At the same time, an abbess, accompanied by several nuns, is making a sea voyage to Cuthbert Isle to hold an inquisition over two prisoners of the Church. One of the young nuns aboard, still a novice, is Clare Fitz-Clare, a lovely young woman who had entered the abbey after her lover, dishonored, had, it was believed, died. One of the accused is Constance de Beverley, a nun who has broken her vows and run away from the convent. Before she is put to death, Constance tells the abbess and her other accusers the story of her fall from grace.

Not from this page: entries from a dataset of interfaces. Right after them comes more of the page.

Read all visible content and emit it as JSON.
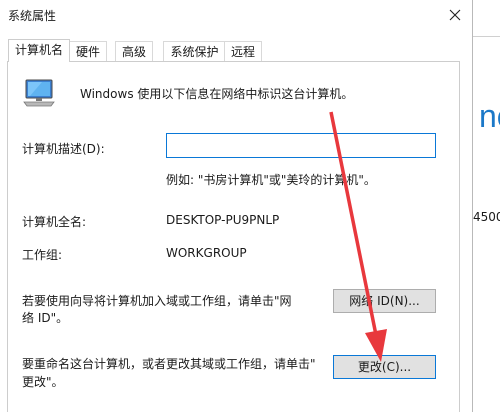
{
  "window": {
    "title": "系统属性",
    "close_icon": "close-icon"
  },
  "tabs": [
    {
      "label": "计算机名",
      "active": true
    },
    {
      "label": "硬件",
      "active": false
    },
    {
      "label": "高级",
      "active": false
    },
    {
      "label": "系统保护",
      "active": false
    },
    {
      "label": "远程",
      "active": false
    }
  ],
  "panel": {
    "info_text": "Windows 使用以下信息在网络中标识这台计算机。",
    "description_label": "计算机描述(D):",
    "description_value": "",
    "example_text": "例如: \"书房计算机\"或\"美玲的计算机\"。",
    "fullname_label": "计算机全名:",
    "fullname_value": "DESKTOP-PU9PNLP",
    "workgroup_label": "工作组:",
    "workgroup_value": "WORKGROUP",
    "network_text_line1": "若要使用向导将计算机加入域或工作组，请单击\"网",
    "network_text_line2": "络 ID\"。",
    "network_button": "网络 ID(N)...",
    "rename_text_line1": "要重命名这台计算机，或者更改其域或工作组，请单击\"",
    "rename_text_line2": "更改\"。",
    "change_button": "更改(C)..."
  },
  "background": {
    "right_text": "nc",
    "right_number": "4500"
  },
  "colors": {
    "accent": "#0a78d7",
    "annotation_arrow": "#e8383d"
  }
}
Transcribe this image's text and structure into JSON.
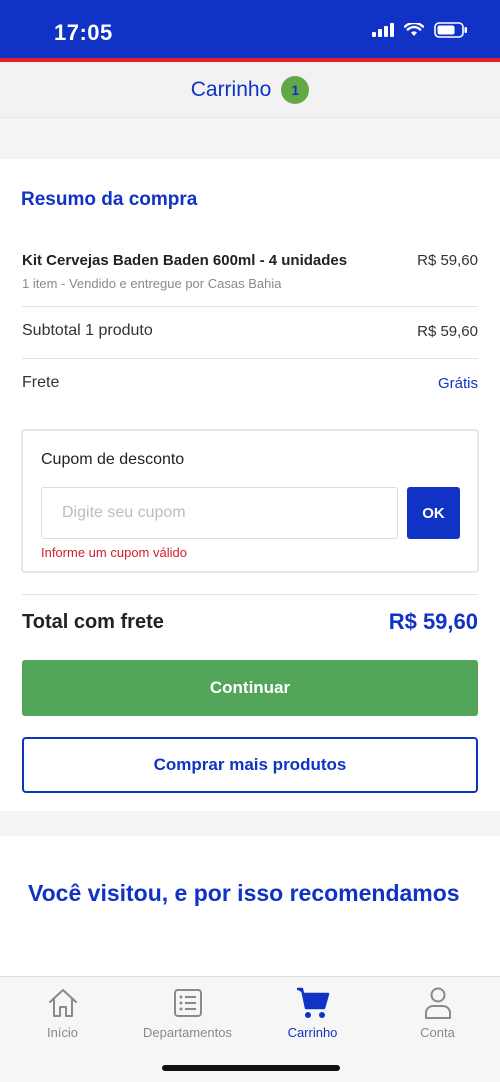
{
  "status_bar": {
    "time": "17:05"
  },
  "header": {
    "title": "Carrinho",
    "badge_count": "1"
  },
  "summary": {
    "title": "Resumo da compra",
    "item": {
      "name": "Kit Cervejas Baden Baden 600ml - 4 unidades",
      "price": "R$ 59,60",
      "subtitle": "1 item - Vendido e entregue por Casas Bahia"
    },
    "subtotal": {
      "label": "Subtotal 1 produto",
      "value": "R$ 59,60"
    },
    "shipping": {
      "label": "Frete",
      "value": "Grátis"
    }
  },
  "coupon": {
    "title": "Cupom de desconto",
    "placeholder": "Digite seu cupom",
    "ok_label": "OK",
    "error": "Informe um cupom válido"
  },
  "total": {
    "label": "Total com frete",
    "value": "R$ 59,60"
  },
  "actions": {
    "continue": "Continuar",
    "more": "Comprar mais produtos"
  },
  "recommendations": {
    "title": "Você visitou, e por isso recomendamos"
  },
  "tabbar": {
    "tabs": [
      {
        "label": "Início",
        "icon": "home-icon"
      },
      {
        "label": "Departamentos",
        "icon": "list-icon"
      },
      {
        "label": "Carrinho",
        "icon": "cart-icon",
        "active": true
      },
      {
        "label": "Conta",
        "icon": "user-icon"
      }
    ]
  },
  "colors": {
    "brand_blue": "#1133c5",
    "green": "#53a55a",
    "error_red": "#d11f2f",
    "badge_green": "#62a845"
  }
}
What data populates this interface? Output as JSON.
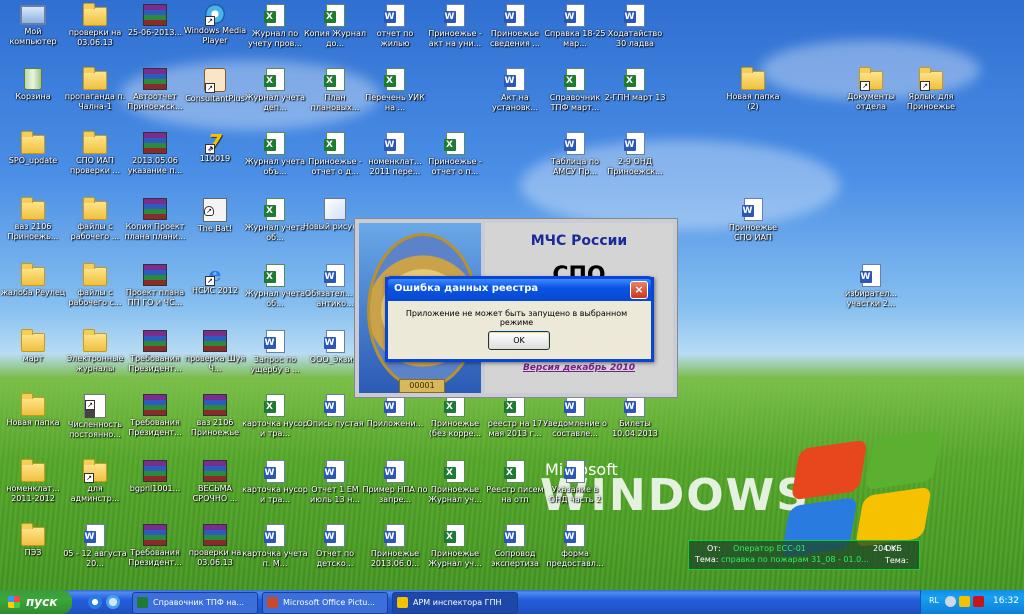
{
  "desktop": {
    "icons": [
      {
        "label": "Мой компьютер",
        "type": "pc",
        "shortcut": false
      },
      {
        "label": "проверки на 03.06.13",
        "type": "folder",
        "shortcut": false
      },
      {
        "label": "25-06-2013...",
        "type": "rar",
        "shortcut": false
      },
      {
        "label": "Windows Media Player",
        "type": "media",
        "shortcut": true
      },
      {
        "label": "Журнал по учету пров...",
        "type": "excel",
        "shortcut": false
      },
      {
        "label": "Копия Журнал до...",
        "type": "excel",
        "shortcut": false
      },
      {
        "label": "отчет по жилью",
        "type": "word",
        "shortcut": false
      },
      {
        "label": "Приноежье - акт на уни...",
        "type": "word",
        "shortcut": false
      },
      {
        "label": "Приноежье сведения ...",
        "type": "word",
        "shortcut": false
      },
      {
        "label": "Справка 18-25 мар...",
        "type": "word",
        "shortcut": false
      },
      {
        "label": "Ходатайство 30 ладва",
        "type": "word",
        "shortcut": false
      },
      {
        "label": "Корзина",
        "type": "bin",
        "shortcut": false
      },
      {
        "label": "пропаганда п. Чална-1",
        "type": "folder",
        "shortcut": false
      },
      {
        "label": "Автоотчет Приноежск...",
        "type": "rar",
        "shortcut": false
      },
      {
        "label": "ConsultantPlus",
        "type": "consult",
        "shortcut": true
      },
      {
        "label": "Журнал учета деп...",
        "type": "excel",
        "shortcut": false
      },
      {
        "label": "План плановых...",
        "type": "excel",
        "shortcut": false
      },
      {
        "label": "Перечень УИК на ...",
        "type": "excel",
        "shortcut": false
      },
      {
        "label": "Акт на установк...",
        "type": "word",
        "shortcut": false
      },
      {
        "label": "Справочник ТПФ март...",
        "type": "excel",
        "shortcut": false
      },
      {
        "label": "2-ГПН март 13",
        "type": "excel",
        "shortcut": false
      },
      {
        "label": "SPO_update",
        "type": "folder",
        "shortcut": false
      },
      {
        "label": "СПО ИАП проверки ...",
        "type": "folder",
        "shortcut": false
      },
      {
        "label": "2013.05.06 указание п...",
        "type": "rar",
        "shortcut": false
      },
      {
        "label": "110019",
        "type": "seven",
        "shortcut": true
      },
      {
        "label": "Журнал учета объ...",
        "type": "excel",
        "shortcut": false
      },
      {
        "label": "Приноежье - отчет о д...",
        "type": "excel",
        "shortcut": false
      },
      {
        "label": "номенклат... 2011 пере...",
        "type": "word",
        "shortcut": false
      },
      {
        "label": "Приноежье - отчет о п...",
        "type": "excel",
        "shortcut": false
      },
      {
        "label": "Таблица по АМСУ Пр...",
        "type": "word",
        "shortcut": false
      },
      {
        "label": "2-9 ОНД Приноежск...",
        "type": "word",
        "shortcut": false
      },
      {
        "label": "ваз 2106 Приноежь...",
        "type": "folder",
        "shortcut": false
      },
      {
        "label": "файлы с рабочего ...",
        "type": "folder",
        "shortcut": false
      },
      {
        "label": "Копия Проект плана плани...",
        "type": "rar",
        "shortcut": false
      },
      {
        "label": "The Bat!",
        "type": "bat",
        "shortcut": true
      },
      {
        "label": "Журнал учета об...",
        "type": "excel",
        "shortcut": false
      },
      {
        "label": "Новый рисунок",
        "type": "bmp",
        "shortcut": false
      },
      {
        "label": "жалоба Реулец",
        "type": "folder",
        "shortcut": false
      },
      {
        "label": "файлы с рабочего с...",
        "type": "folder",
        "shortcut": false
      },
      {
        "label": "Проект плана ПП ГО и ЧС...",
        "type": "rar",
        "shortcut": false
      },
      {
        "label": "НСИС 2012",
        "type": "ie",
        "shortcut": true
      },
      {
        "label": "Журнал учета об...",
        "type": "excel",
        "shortcut": false
      },
      {
        "label": "Обязател... по антико...",
        "type": "word",
        "shortcut": false
      },
      {
        "label": "март",
        "type": "folder",
        "shortcut": false
      },
      {
        "label": "Электронные журналы",
        "type": "folder",
        "shortcut": false
      },
      {
        "label": "Требования Президент...",
        "type": "rar",
        "shortcut": false
      },
      {
        "label": "проверка Шуя Ч...",
        "type": "rar",
        "shortcut": false
      },
      {
        "label": "Запрос по ущербу в ...",
        "type": "word",
        "shortcut": false
      },
      {
        "label": "ООО_Экзи...",
        "type": "word",
        "shortcut": false
      },
      {
        "label": "Новая папка",
        "type": "folder",
        "shortcut": false
      },
      {
        "label": "Численность постоянно...",
        "type": "script",
        "shortcut": true
      },
      {
        "label": "Требования Президент...",
        "type": "rar",
        "shortcut": false
      },
      {
        "label": "ваз 2106 Приноежье",
        "type": "rar",
        "shortcut": false
      },
      {
        "label": "карточка нусор и тра...",
        "type": "excel",
        "shortcut": false
      },
      {
        "label": "Опись пустая",
        "type": "word",
        "shortcut": false
      },
      {
        "label": "Приложени...",
        "type": "word",
        "shortcut": false
      },
      {
        "label": "Приноежье (без корре...",
        "type": "excel",
        "shortcut": false
      },
      {
        "label": "реестр на 17 мая 2013 г...",
        "type": "excel",
        "shortcut": false
      },
      {
        "label": "Уведомление о составле...",
        "type": "word",
        "shortcut": false
      },
      {
        "label": "Билеты 10.04.2013",
        "type": "word",
        "shortcut": false
      },
      {
        "label": "номенклат... 2011-2012",
        "type": "folder",
        "shortcut": false
      },
      {
        "label": "для админстр...",
        "type": "folder",
        "shortcut": true
      },
      {
        "label": "bgpnl1001...",
        "type": "rar",
        "shortcut": false
      },
      {
        "label": "ВЕСЬМА СРОЧНО ...",
        "type": "rar",
        "shortcut": false
      },
      {
        "label": "карточка нусор и тра...",
        "type": "word",
        "shortcut": false
      },
      {
        "label": "Отчет 1 ЕМ июль 13 н...",
        "type": "word",
        "shortcut": false
      },
      {
        "label": "Пример НПА по запре...",
        "type": "word",
        "shortcut": false
      },
      {
        "label": "Приноежье Журнал уч...",
        "type": "excel",
        "shortcut": false
      },
      {
        "label": "Реестр писем на отп",
        "type": "excel",
        "shortcut": false
      },
      {
        "label": "Указание в ОНД часть 2",
        "type": "word",
        "shortcut": false
      },
      {
        "label": "ПЭЗ",
        "type": "folder",
        "shortcut": false
      },
      {
        "label": "05 - 12 августа 20...",
        "type": "word",
        "shortcut": false
      },
      {
        "label": "Требования Президент...",
        "type": "rar",
        "shortcut": false
      },
      {
        "label": "проверки на 03.06.13",
        "type": "rar",
        "shortcut": false
      },
      {
        "label": "карточка учета п. М...",
        "type": "word",
        "shortcut": false
      },
      {
        "label": "Отчет по детско...",
        "type": "word",
        "shortcut": false
      },
      {
        "label": "Приноежье 2013.06.0...",
        "type": "word",
        "shortcut": false
      },
      {
        "label": "Приноежье Журнал уч...",
        "type": "excel",
        "shortcut": false
      },
      {
        "label": "Сопровод экспертиза",
        "type": "word",
        "shortcut": false
      },
      {
        "label": "форма предоставл...",
        "type": "word",
        "shortcut": false
      },
      {
        "label": "Новая папка (2)",
        "type": "folder",
        "shortcut": false
      },
      {
        "label": "Приноежье СПО ИАП",
        "type": "word",
        "shortcut": false
      },
      {
        "label": "Документы отдела",
        "type": "folder",
        "shortcut": true
      },
      {
        "label": "Ярлык для Приноежье",
        "type": "folder",
        "shortcut": true
      },
      {
        "label": "избирател... участки 2...",
        "type": "word",
        "shortcut": false
      }
    ],
    "logo_small": "Microsoft",
    "logo_big": "WINDOWS"
  },
  "splash": {
    "title": "МЧС России",
    "big": "СПО",
    "version": "Версия декабрь 2010",
    "emblem_number": "00001"
  },
  "dialog": {
    "title": "Ошибка данных реестра",
    "message": "Приложение не может быть запущено в выбранном режиме",
    "ok": "OK",
    "close": "×"
  },
  "notification": {
    "from_label": "От:",
    "from_value": "Оператор ЕСС-01",
    "size": "204 КБ",
    "subject_label": "Тема:",
    "subject_value": "справка по пожарам 31_08 - 01.0...",
    "from_label2": "От:",
    "subject_label2": "Тема:"
  },
  "taskbar": {
    "start": "пуск",
    "tasks": [
      {
        "label": "Справочник ТПФ на...",
        "color": "#3c6fd9"
      },
      {
        "label": "Microsoft Office Pictu...",
        "color": "#3c6fd9"
      },
      {
        "label": "АРМ инспектора ГПН",
        "color": "#1d47a8"
      }
    ],
    "lang": "RL",
    "clock": "16:32"
  },
  "colors": {
    "accent": "#0a54e3",
    "taskbar": "#245edb",
    "tray": "#0f8ee9",
    "notify_text": "#2ef05a"
  }
}
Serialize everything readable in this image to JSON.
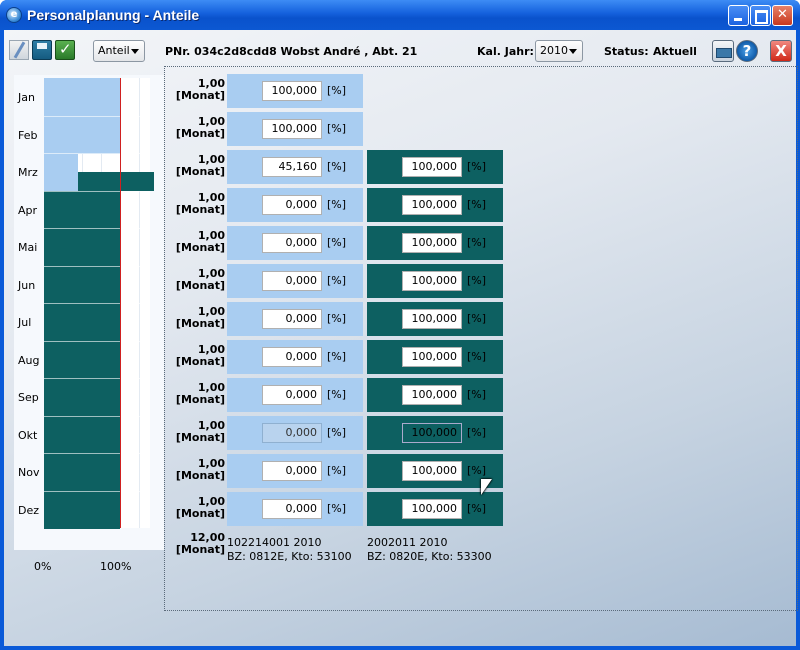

Constance’s betrayer is Lord Marmion. Believing his protestations of love for her, she escapes from the convent and follows him for three years as his page. Then Marmion meets lovely Clare Fitz-Clare, and, because she is an heir of great wealth, he abandons Constance to seek Clare for his bride. The king promises him that he should have Clare, but she loves another knight, Ralph de Wilton.

Marmion forges papers that offer false proof that Wilton is not true to the king. The two knights fight a duel, and de Wilton is left for dead. Constance, soon to die, gives the papers proving the forgery to the abbess and implores her to get the papers to the king to save Clare from a hateful marriage. Although the woman has entered a convent rather than marry Marmion, the king will force the marriage if Clare is found, for Marmion is a great favorite at court. Although her judges pity her, Constance is put to a horrible death after she tells her story.

Marmion continues on his way to the court. Guilty thoughts of Constance worry him; he had been responsible for her capture by the Church. He soothes his conscience with the belief that she will not be severely punished. One night as they stay at an inn a young boy sings a ballad about the soul’s disquiet of every man who would betray a maid. At the end of the song Marmion thinks he hears the tolling of a death bell. When the knight mentions the tolling sound he hears, the palmer speaks his first words, saying that it is the toll of death for a friend. That night Marmion, unable to sleep, goes out into the dark to ride. There he is attacked by what seems a devil, for the man has the face of de Wilton, long dead. The strangest part is that Marmion’s mysterious...

(The entire section is 1104 words.)


(Great Characters in Literature)

Alexander, J. H. “Marmion”: Studies in Interpretation and Composition. Salzburg: Institut für Anglistik und Amerikanistik, Universität Salzburg, 1981. Approaches Marmion from several different points of view; the most exacting modern appraisal.

Alexander, J. H., and David Hewett, eds. Scott and His Influence. Aberdeen, Scotland: Association for Scottish Literary Studies, 1983. Specialized scholarly papers on a variety of Scott topics, including Marmion.

Cockshut, A. O. J. The Achievement of Walter Scott. London: Collins, 1969. A widely available introduction to the man and his work—reasonable, centrist, and modern. Chapters on Scott’s major poems precede those dealing with his novels and other works.

Goslee, Nancy Moore. Scott the Rhymer. Lexington: University Press of Kentucky, 1988. Includes separate chapters on The Lay of the Last Minstrel, Marmion, and The Lady of the Lake (1810). Almost the only serious critique of Scott’s long poems since modern techniques of analysis were developed. Deserves to be read in full.

Johnson, Edgar. Sir Walter Scott: The Great Unknown. 2 vols. New York: Macmillan, 1970. Intended to commemorate the two hundredth anniversary of Scott’s birth, Johnson’s critical biography is the most important modern book on Scott. Contains unsurpassed discussions of his major poems, including The Lay of the Last Minstrel, Marmion, and The Lady of the Lake.